Items from an interface collection
########

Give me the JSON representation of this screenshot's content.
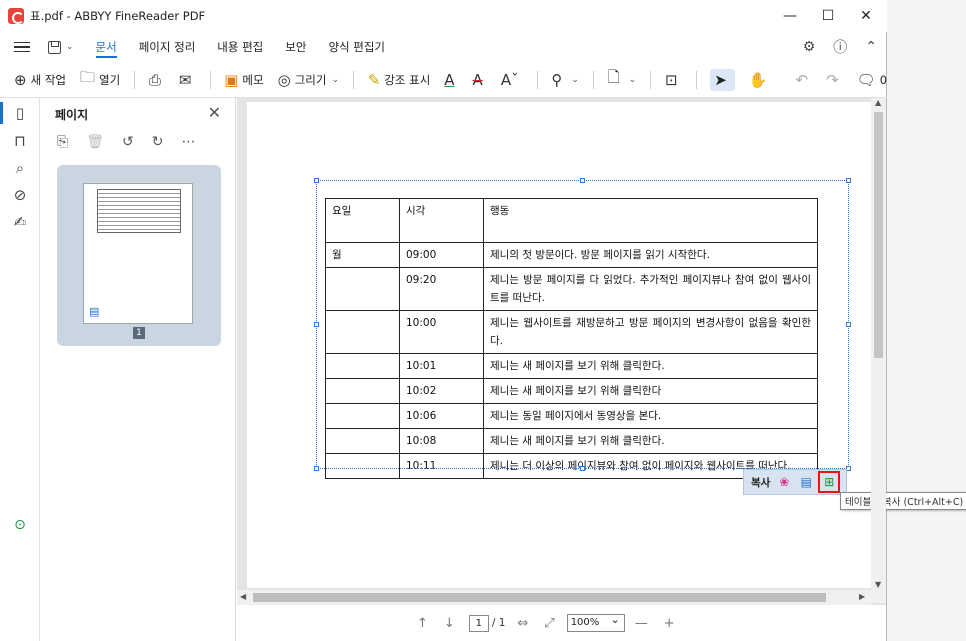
{
  "window": {
    "title": "표.pdf - ABBYY FineReader PDF",
    "minimize": "—",
    "maximize": "☐",
    "close": "✕"
  },
  "menu": {
    "tabs": [
      "문서",
      "페이지 정리",
      "내용 편집",
      "보안",
      "양식 편집기"
    ],
    "active_tab": "문서"
  },
  "toolbar": {
    "new_task": "새 작업",
    "open": "열기",
    "memo": "메모",
    "draw": "그리기",
    "highlight": "강조 표시",
    "comment_count": "0"
  },
  "panel": {
    "title": "페이지",
    "page_number": "1"
  },
  "table": {
    "headers": [
      "요일",
      "시각",
      "행동"
    ],
    "rows": [
      {
        "day": "월",
        "time": "09:00",
        "action": "제니의 첫 방문이다. 방문 페이지를 읽기 시작한다."
      },
      {
        "day": "",
        "time": "09:20",
        "action": "제니는 방문 페이지를 다 읽었다. 추가적인 페이지뷰나 참여 없이 웹사이트를 떠난다."
      },
      {
        "day": "",
        "time": "10:00",
        "action": "제니는 웹사이트를 재방문하고 방문 페이지의 변경사항이 없음을 확인한다."
      },
      {
        "day": "",
        "time": "10:01",
        "action": "제니는 새 페이지를 보기 위해 클릭한다."
      },
      {
        "day": "",
        "time": "10:02",
        "action": "제니는 새 페이지를 보기 위해 클릭한다"
      },
      {
        "day": "",
        "time": "10:06",
        "action": "제니는 동일 페이지에서 동영상을 본다."
      },
      {
        "day": "",
        "time": "10:08",
        "action": "제니는 새 페이지를 보기 위해 클릭한다."
      },
      {
        "day": "",
        "time": "10:11",
        "action": "제니는 더 이상의 페이지뷰와 참여 없이 페이지와 웹사이트를 떠난다."
      }
    ]
  },
  "copybar": {
    "copy_label": "복사",
    "tooltip": "테이블로 복사 (Ctrl+Alt+C)"
  },
  "status": {
    "current_page": "1",
    "total_pages": "/ 1",
    "zoom": "100%"
  },
  "colors": {
    "accent": "#1b6fd1",
    "highlight_box": "#e11111"
  }
}
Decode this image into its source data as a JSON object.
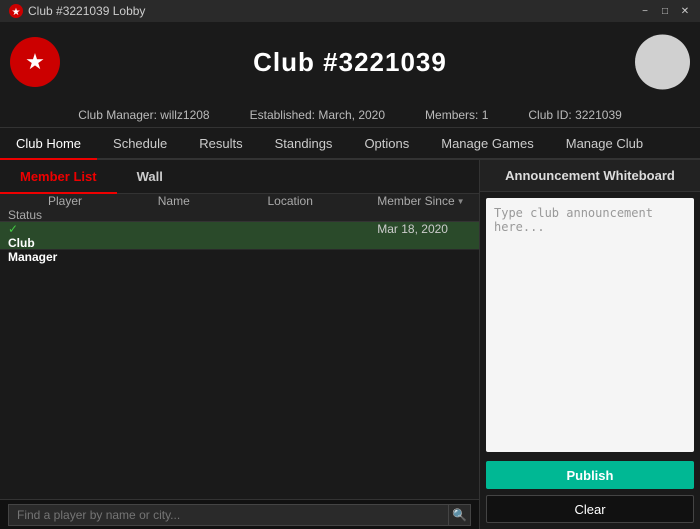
{
  "titleBar": {
    "title": "Club #3221039 Lobby",
    "controls": {
      "minimize": "−",
      "maximize": "□",
      "close": "✕"
    }
  },
  "header": {
    "title": "Club #3221039",
    "logoStar": "★"
  },
  "infoBar": {
    "manager": "Club Manager: willz1208",
    "established": "Established: March, 2020",
    "members": "Members: 1",
    "clubId": "Club ID: 3221039"
  },
  "navBar": {
    "items": [
      {
        "label": "Club Home",
        "active": true
      },
      {
        "label": "Schedule",
        "active": false
      },
      {
        "label": "Results",
        "active": false
      },
      {
        "label": "Standings",
        "active": false
      },
      {
        "label": "Options",
        "active": false
      },
      {
        "label": "Manage Games",
        "active": false
      },
      {
        "label": "Manage Club",
        "active": false
      }
    ]
  },
  "subTabs": [
    {
      "label": "Member List",
      "active": true
    },
    {
      "label": "Wall",
      "active": false
    }
  ],
  "table": {
    "headers": [
      {
        "label": ""
      },
      {
        "label": "Player"
      },
      {
        "label": "Name"
      },
      {
        "label": "Location"
      },
      {
        "label": "Member Since",
        "sortable": true
      },
      {
        "label": "Status"
      }
    ],
    "rows": [
      {
        "checkmark": "✓",
        "player": "",
        "name": "",
        "location": "",
        "memberSince": "Mar 18, 2020",
        "status": "Club Manager",
        "highlighted": true
      }
    ]
  },
  "search": {
    "placeholder": "Find a player by name or city...",
    "iconSymbol": "🔍"
  },
  "whiteboard": {
    "title": "Announcement Whiteboard",
    "placeholder": "Type club announcement here...",
    "publishLabel": "Publish",
    "clearLabel": "Clear"
  }
}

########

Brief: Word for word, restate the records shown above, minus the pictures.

Solution for this task:
Give me the JSON representation of this screenshot's content.
{
  "window": {
    "title": "표.pdf - ABBYY FineReader PDF",
    "minimize": "—",
    "maximize": "☐",
    "close": "✕"
  },
  "menu": {
    "tabs": [
      "문서",
      "페이지 정리",
      "내용 편집",
      "보안",
      "양식 편집기"
    ],
    "active_tab": "문서"
  },
  "toolbar": {
    "new_task": "새 작업",
    "open": "열기",
    "memo": "메모",
    "draw": "그리기",
    "highlight": "강조 표시",
    "comment_count": "0"
  },
  "panel": {
    "title": "페이지",
    "page_number": "1"
  },
  "table": {
    "headers": [
      "요일",
      "시각",
      "행동"
    ],
    "rows": [
      {
        "day": "월",
        "time": "09:00",
        "action": "제니의 첫 방문이다. 방문 페이지를 읽기 시작한다."
      },
      {
        "day": "",
        "time": "09:20",
        "action": "제니는 방문 페이지를 다 읽었다. 추가적인 페이지뷰나 참여 없이 웹사이트를 떠난다."
      },
      {
        "day": "",
        "time": "10:00",
        "action": "제니는 웹사이트를 재방문하고 방문 페이지의 변경사항이 없음을 확인한다."
      },
      {
        "day": "",
        "time": "10:01",
        "action": "제니는 새 페이지를 보기 위해 클릭한다."
      },
      {
        "day": "",
        "time": "10:02",
        "action": "제니는 새 페이지를 보기 위해 클릭한다"
      },
      {
        "day": "",
        "time": "10:06",
        "action": "제니는 동일 페이지에서 동영상을 본다."
      },
      {
        "day": "",
        "time": "10:08",
        "action": "제니는 새 페이지를 보기 위해 클릭한다."
      },
      {
        "day": "",
        "time": "10:11",
        "action": "제니는 더 이상의 페이지뷰와 참여 없이 페이지와 웹사이트를 떠난다."
      }
    ]
  },
  "copybar": {
    "copy_label": "복사",
    "tooltip": "테이블로 복사 (Ctrl+Alt+C)"
  },
  "status": {
    "current_page": "1",
    "total_pages": "/ 1",
    "zoom": "100%"
  },
  "colors": {
    "accent": "#1b6fd1",
    "highlight_box": "#e11111"
  }
}
Decode this image into its source data as a JSON object.
{
  "titleBar": {
    "title": "Club #3221039 Lobby",
    "controls": {
      "minimize": "−",
      "maximize": "□",
      "close": "✕"
    }
  },
  "header": {
    "title": "Club #3221039",
    "logoStar": "★"
  },
  "infoBar": {
    "manager": "Club Manager: willz1208",
    "established": "Established: March, 2020",
    "members": "Members: 1",
    "clubId": "Club ID: 3221039"
  },
  "navBar": {
    "items": [
      {
        "label": "Club Home",
        "active": true
      },
      {
        "label": "Schedule",
        "active": false
      },
      {
        "label": "Results",
        "active": false
      },
      {
        "label": "Standings",
        "active": false
      },
      {
        "label": "Options",
        "active": false
      },
      {
        "label": "Manage Games",
        "active": false
      },
      {
        "label": "Manage Club",
        "active": false
      }
    ]
  },
  "subTabs": [
    {
      "label": "Member List",
      "active": true
    },
    {
      "label": "Wall",
      "active": false
    }
  ],
  "table": {
    "headers": [
      {
        "label": ""
      },
      {
        "label": "Player"
      },
      {
        "label": "Name"
      },
      {
        "label": "Location"
      },
      {
        "label": "Member Since",
        "sortable": true
      },
      {
        "label": "Status"
      }
    ],
    "rows": [
      {
        "checkmark": "✓",
        "player": "",
        "name": "",
        "location": "",
        "memberSince": "Mar 18, 2020",
        "status": "Club Manager",
        "highlighted": true
      }
    ]
  },
  "search": {
    "placeholder": "Find a player by name or city...",
    "iconSymbol": "🔍"
  },
  "whiteboard": {
    "title": "Announcement Whiteboard",
    "placeholder": "Type club announcement here...",
    "publishLabel": "Publish",
    "clearLabel": "Clear"
  }
}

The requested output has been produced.